Institutional Innovations for Smallholder Agricultural Production Systems in Kenya: A Case of Smallholder Tea Subsector
The smallholder tea sub-sector which is part of the larger Kenyan tea industry has enjoyed considerable success since its inception in the early 1960s. The planted area under the smallholder system, expanded from 2,522 hectares in 1962 to over 100,000 hectares in 2015; while annual production rose from 1.3 million kgs of green leaf to over 1 billion kgs of green leaf over the same period. Other industrial crops such as coffee, sisal and cotton that previously thrived have struggled to survive under diminished government direct investment in the agricultural sector. The smallholder tea subsector has conversely, managed to endure systemic constraints and challenges to remain competitive. This paper shows that while the relative success of the subsector can be explained by the adoption of modern technologies, there are other relevant factors including policy and institutional that KTDA has embraced to remain competitive. Evidence from the study suggests that innovative institutional arrangements and support systems which have been associated with enhanced farmers earnings. In addition, the participatory governance framework put in place post 2000, innovative approaches to the provision of advisory services and information sharing systems have provided an incentive for smallholder farmers to produce high quality teas that directly translated into better earnings. The presence of participatory governance, innovative and efficient systems that reduce costs and enhance farmers earnings are critical success factors for any smallholder agricultural value chain.

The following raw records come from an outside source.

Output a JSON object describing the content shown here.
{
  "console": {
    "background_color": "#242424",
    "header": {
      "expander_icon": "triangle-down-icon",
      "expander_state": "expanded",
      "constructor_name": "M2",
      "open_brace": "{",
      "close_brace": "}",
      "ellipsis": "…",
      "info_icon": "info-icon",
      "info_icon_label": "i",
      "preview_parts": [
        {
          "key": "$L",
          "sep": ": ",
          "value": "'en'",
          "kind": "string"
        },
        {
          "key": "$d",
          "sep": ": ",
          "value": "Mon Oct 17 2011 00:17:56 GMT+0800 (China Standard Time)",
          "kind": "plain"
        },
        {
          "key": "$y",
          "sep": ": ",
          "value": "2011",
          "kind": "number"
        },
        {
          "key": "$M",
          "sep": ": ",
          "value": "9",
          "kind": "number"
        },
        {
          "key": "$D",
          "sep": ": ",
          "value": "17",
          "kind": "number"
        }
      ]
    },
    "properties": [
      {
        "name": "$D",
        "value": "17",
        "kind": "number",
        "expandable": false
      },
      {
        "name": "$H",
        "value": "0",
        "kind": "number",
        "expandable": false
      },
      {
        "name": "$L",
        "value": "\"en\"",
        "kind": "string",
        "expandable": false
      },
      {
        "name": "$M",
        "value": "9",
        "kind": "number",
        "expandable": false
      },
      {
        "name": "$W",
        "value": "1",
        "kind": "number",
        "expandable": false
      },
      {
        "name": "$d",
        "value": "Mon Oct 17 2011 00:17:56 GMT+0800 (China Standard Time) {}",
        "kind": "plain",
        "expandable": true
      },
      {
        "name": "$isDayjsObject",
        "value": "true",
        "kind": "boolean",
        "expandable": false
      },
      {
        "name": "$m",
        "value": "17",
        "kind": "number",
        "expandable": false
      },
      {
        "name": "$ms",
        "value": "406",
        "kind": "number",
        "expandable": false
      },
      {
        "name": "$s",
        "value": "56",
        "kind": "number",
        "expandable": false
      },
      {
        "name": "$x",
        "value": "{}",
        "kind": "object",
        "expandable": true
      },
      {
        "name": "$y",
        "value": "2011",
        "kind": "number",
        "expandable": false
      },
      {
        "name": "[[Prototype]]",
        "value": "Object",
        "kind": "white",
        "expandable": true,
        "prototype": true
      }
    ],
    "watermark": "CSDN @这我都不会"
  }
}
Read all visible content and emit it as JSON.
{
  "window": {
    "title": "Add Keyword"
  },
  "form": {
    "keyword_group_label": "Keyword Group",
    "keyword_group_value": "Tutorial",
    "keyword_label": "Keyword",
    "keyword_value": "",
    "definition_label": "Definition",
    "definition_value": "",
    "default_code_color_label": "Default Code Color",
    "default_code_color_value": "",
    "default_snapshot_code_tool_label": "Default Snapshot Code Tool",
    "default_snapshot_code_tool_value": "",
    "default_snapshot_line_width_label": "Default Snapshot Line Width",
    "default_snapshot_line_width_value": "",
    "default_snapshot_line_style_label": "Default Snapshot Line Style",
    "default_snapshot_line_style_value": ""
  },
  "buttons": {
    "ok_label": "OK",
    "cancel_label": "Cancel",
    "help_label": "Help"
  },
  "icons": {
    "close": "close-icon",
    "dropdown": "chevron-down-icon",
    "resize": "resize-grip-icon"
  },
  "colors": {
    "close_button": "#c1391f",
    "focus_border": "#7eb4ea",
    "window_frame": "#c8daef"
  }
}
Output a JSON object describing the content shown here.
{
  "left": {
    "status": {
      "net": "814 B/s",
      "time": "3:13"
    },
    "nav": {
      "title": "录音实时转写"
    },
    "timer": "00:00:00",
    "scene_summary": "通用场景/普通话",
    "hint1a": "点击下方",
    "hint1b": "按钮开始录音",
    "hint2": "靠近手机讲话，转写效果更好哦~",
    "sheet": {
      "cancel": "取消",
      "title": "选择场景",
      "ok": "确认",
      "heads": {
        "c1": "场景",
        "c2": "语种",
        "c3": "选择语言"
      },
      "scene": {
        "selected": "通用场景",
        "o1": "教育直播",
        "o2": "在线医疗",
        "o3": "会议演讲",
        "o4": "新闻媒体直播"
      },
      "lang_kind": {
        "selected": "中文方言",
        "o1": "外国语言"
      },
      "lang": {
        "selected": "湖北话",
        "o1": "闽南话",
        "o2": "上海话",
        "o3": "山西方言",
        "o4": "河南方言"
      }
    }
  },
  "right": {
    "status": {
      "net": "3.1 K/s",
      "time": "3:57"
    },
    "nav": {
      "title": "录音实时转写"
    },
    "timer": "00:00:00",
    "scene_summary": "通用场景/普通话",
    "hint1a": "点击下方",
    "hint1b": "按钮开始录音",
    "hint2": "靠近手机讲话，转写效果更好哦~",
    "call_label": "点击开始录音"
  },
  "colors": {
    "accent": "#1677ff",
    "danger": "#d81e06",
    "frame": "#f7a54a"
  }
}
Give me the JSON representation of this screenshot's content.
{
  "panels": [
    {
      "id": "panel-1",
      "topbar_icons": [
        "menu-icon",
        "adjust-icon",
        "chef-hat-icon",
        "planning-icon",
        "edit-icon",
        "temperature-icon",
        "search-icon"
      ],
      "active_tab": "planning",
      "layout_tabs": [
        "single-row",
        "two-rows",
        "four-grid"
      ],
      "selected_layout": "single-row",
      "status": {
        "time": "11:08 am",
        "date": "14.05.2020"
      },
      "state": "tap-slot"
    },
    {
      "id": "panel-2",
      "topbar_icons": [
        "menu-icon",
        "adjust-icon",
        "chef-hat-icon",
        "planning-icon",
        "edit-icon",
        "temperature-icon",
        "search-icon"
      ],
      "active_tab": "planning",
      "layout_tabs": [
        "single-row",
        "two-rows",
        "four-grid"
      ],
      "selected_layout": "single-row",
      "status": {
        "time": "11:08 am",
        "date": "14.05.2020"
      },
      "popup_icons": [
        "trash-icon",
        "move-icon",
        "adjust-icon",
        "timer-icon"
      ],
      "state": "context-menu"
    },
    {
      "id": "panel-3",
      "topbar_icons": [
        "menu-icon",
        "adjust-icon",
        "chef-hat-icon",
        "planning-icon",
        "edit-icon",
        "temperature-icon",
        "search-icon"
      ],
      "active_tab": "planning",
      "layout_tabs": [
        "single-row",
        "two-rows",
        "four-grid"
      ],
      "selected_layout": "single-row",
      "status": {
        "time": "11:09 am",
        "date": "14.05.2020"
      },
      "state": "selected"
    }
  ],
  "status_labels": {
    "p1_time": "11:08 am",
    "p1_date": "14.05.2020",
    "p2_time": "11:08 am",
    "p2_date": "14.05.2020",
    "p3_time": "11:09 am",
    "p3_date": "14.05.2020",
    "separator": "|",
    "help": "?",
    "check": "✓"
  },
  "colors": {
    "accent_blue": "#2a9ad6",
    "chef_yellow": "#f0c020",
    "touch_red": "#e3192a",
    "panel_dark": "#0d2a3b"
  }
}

Key Words: Institutional innovations, smallholder farmers, farmer organisations, KTDA, Kenya